WHAT TO DO: Search the data for the word "hace" and copy every line that contains it.

________________

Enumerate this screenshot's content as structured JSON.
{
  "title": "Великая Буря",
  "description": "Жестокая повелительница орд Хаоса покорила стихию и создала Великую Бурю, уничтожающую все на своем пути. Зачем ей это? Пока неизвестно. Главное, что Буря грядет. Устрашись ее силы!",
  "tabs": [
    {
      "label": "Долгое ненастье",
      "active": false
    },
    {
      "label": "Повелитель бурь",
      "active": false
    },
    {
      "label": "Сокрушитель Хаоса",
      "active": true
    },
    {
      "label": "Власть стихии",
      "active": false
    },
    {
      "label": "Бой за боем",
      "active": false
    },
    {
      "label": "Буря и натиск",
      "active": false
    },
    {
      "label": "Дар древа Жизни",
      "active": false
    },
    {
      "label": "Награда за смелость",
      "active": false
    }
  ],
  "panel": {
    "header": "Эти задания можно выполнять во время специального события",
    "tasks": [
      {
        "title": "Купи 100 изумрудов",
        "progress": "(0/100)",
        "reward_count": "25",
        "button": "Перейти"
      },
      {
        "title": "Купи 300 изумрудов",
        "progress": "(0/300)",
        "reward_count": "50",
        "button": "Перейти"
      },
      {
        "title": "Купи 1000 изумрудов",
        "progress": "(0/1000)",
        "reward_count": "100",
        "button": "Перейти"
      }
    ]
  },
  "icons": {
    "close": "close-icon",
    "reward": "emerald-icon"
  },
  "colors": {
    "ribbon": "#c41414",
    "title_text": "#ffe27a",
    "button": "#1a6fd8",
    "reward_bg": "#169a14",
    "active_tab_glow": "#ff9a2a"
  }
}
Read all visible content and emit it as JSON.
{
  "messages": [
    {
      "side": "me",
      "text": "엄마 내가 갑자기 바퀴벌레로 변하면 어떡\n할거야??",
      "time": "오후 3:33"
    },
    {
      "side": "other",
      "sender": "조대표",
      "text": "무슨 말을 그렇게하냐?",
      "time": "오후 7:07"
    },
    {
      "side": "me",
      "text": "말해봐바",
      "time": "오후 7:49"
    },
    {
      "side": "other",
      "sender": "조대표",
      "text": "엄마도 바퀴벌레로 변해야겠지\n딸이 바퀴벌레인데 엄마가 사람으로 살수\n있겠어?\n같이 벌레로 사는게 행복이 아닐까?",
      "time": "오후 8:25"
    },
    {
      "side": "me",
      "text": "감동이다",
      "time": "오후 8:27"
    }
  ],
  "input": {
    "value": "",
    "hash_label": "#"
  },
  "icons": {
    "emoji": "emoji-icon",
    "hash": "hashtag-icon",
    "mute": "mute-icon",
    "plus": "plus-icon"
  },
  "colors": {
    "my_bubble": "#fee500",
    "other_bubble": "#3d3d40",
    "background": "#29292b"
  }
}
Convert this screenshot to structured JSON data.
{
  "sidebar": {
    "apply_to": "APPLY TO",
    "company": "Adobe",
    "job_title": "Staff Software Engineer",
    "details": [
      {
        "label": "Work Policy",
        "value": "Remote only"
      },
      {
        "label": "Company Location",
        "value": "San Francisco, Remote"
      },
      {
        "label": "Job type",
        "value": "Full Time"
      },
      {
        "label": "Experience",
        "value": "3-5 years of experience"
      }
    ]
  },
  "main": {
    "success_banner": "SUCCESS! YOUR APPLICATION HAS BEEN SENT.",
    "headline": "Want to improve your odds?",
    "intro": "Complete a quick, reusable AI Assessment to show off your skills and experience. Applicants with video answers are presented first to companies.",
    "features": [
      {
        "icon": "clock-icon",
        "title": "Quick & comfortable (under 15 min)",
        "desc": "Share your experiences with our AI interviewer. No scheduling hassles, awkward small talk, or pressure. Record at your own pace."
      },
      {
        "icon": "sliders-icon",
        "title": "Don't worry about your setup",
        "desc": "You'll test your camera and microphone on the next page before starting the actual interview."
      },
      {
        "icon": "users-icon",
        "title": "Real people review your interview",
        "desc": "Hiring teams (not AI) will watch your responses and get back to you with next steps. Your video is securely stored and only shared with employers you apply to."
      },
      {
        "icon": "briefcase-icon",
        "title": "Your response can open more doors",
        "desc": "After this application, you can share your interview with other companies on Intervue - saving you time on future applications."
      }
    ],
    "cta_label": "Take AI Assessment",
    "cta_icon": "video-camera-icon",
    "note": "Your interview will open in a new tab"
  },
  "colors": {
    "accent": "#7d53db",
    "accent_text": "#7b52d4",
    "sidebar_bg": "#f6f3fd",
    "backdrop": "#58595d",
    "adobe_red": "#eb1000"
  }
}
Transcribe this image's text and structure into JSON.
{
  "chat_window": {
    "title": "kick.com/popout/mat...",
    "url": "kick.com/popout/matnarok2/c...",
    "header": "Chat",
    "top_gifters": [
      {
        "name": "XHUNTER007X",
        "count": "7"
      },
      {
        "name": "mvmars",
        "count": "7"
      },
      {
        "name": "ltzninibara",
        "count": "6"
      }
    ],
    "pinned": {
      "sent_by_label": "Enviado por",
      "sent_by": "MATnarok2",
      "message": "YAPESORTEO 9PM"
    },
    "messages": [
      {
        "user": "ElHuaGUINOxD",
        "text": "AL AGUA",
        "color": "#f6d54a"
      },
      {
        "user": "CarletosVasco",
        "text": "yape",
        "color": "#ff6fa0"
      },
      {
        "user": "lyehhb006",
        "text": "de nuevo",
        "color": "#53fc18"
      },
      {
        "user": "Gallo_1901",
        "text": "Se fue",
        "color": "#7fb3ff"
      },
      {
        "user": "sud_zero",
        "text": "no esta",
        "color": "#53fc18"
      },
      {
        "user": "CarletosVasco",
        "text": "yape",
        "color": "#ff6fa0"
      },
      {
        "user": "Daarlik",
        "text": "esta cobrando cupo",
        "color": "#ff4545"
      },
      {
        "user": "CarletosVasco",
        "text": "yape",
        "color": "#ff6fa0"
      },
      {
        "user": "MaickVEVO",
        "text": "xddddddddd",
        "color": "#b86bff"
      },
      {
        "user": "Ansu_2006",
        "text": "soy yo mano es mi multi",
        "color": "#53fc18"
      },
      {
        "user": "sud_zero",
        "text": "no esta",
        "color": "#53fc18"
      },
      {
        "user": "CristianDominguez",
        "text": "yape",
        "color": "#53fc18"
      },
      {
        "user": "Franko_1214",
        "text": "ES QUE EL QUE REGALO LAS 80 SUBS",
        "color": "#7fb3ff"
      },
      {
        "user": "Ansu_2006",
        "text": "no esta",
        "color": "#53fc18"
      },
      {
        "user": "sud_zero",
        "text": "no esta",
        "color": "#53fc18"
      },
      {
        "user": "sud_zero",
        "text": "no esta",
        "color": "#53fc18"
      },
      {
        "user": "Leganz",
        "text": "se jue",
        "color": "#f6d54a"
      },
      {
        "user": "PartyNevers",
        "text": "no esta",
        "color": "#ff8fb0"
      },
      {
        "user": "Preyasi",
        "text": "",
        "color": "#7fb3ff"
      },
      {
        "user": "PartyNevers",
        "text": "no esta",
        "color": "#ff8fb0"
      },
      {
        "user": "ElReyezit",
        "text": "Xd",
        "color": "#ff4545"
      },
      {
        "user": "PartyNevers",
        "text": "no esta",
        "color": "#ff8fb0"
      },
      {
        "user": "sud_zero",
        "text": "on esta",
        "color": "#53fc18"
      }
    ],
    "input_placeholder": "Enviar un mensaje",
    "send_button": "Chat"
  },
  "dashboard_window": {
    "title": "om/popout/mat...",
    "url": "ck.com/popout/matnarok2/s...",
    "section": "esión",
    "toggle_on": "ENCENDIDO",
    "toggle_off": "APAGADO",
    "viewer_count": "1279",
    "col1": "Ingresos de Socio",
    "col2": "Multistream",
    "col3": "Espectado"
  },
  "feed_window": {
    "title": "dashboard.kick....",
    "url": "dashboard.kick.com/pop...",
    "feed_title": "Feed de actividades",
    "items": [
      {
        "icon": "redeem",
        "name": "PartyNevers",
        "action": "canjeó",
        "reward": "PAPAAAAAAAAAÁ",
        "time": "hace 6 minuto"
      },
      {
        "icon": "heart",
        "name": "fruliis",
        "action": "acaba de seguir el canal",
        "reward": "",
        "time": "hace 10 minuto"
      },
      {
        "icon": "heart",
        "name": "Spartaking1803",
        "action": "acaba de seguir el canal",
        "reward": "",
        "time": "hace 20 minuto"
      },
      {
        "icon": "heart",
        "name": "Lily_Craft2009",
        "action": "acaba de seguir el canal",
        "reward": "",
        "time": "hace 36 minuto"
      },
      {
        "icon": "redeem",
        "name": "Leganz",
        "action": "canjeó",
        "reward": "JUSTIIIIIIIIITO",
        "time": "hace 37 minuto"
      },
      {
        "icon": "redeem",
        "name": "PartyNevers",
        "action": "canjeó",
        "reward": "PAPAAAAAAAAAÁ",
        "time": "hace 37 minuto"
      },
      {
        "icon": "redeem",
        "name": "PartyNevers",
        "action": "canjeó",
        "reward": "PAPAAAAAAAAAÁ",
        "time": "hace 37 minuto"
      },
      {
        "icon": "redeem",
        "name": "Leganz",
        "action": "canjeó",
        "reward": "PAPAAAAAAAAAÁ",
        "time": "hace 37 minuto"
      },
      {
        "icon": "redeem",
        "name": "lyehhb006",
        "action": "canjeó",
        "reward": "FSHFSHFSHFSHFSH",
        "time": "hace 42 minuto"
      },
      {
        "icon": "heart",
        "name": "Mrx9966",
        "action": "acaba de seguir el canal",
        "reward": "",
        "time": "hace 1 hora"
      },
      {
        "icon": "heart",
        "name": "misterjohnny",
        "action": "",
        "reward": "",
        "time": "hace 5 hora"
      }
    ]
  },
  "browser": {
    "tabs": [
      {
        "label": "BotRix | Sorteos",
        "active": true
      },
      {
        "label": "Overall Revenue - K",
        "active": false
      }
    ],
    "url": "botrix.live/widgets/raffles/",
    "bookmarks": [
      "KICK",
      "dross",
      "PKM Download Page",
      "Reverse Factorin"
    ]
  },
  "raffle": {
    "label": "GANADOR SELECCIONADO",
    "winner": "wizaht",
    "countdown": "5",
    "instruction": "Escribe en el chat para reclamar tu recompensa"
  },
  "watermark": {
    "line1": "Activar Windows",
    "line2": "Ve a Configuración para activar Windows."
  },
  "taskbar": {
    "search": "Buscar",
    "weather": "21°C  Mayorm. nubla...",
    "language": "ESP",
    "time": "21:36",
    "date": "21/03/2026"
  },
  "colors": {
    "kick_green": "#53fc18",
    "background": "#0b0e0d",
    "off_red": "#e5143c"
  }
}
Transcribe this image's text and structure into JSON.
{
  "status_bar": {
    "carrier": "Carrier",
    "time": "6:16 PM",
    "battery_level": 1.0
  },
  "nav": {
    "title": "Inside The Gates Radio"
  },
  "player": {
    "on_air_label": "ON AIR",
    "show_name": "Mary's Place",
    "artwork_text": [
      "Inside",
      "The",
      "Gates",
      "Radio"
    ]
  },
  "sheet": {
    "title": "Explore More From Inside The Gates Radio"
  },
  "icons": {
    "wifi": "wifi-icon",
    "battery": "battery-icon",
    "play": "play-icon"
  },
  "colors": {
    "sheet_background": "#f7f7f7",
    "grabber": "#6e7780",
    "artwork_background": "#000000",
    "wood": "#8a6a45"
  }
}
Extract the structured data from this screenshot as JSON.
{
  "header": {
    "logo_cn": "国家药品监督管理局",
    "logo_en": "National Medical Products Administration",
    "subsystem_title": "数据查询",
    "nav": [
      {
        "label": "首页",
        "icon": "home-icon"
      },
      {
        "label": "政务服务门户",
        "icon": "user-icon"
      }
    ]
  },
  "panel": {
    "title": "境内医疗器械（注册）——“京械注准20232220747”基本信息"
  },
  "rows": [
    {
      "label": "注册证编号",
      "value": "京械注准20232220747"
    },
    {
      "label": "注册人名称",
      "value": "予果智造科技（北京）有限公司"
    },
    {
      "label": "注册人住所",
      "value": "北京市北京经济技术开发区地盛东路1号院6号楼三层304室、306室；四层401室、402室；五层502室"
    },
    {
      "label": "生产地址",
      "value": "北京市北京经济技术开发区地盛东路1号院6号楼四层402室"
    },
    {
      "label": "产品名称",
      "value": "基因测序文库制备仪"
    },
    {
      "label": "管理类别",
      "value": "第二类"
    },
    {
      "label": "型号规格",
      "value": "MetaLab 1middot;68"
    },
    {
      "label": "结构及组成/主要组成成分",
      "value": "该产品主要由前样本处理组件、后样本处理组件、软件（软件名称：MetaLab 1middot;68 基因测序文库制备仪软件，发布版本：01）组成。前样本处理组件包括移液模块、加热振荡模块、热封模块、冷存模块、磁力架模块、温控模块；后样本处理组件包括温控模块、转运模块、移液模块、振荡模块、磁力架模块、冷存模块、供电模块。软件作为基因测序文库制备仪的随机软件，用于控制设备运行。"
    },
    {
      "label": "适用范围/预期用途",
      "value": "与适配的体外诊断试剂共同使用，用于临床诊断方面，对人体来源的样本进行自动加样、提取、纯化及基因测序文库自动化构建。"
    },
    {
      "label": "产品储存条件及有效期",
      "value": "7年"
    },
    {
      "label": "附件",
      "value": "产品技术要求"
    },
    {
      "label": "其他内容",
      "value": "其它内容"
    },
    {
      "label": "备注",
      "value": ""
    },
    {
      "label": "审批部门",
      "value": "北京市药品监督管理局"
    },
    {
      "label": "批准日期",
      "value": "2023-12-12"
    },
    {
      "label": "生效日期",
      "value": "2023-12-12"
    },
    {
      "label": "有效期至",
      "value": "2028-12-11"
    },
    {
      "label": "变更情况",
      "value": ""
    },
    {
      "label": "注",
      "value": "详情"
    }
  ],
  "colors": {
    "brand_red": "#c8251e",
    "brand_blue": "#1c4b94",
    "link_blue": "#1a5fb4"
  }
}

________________

EXERCISE SOLUTION:
        "time": "hace 6 minuto"
        "time": "hace 10 minuto"
        "time": "hace 20 minuto"
        "time": "hace 36 minuto"
        "time": "hace 37 minuto"
        "time": "hace 37 minuto"
        "time": "hace 37 minuto"
        "time": "hace 37 minuto"
        "time": "hace 42 minuto"
        "time": "hace 1 hora"
        "time": "hace 5 hora"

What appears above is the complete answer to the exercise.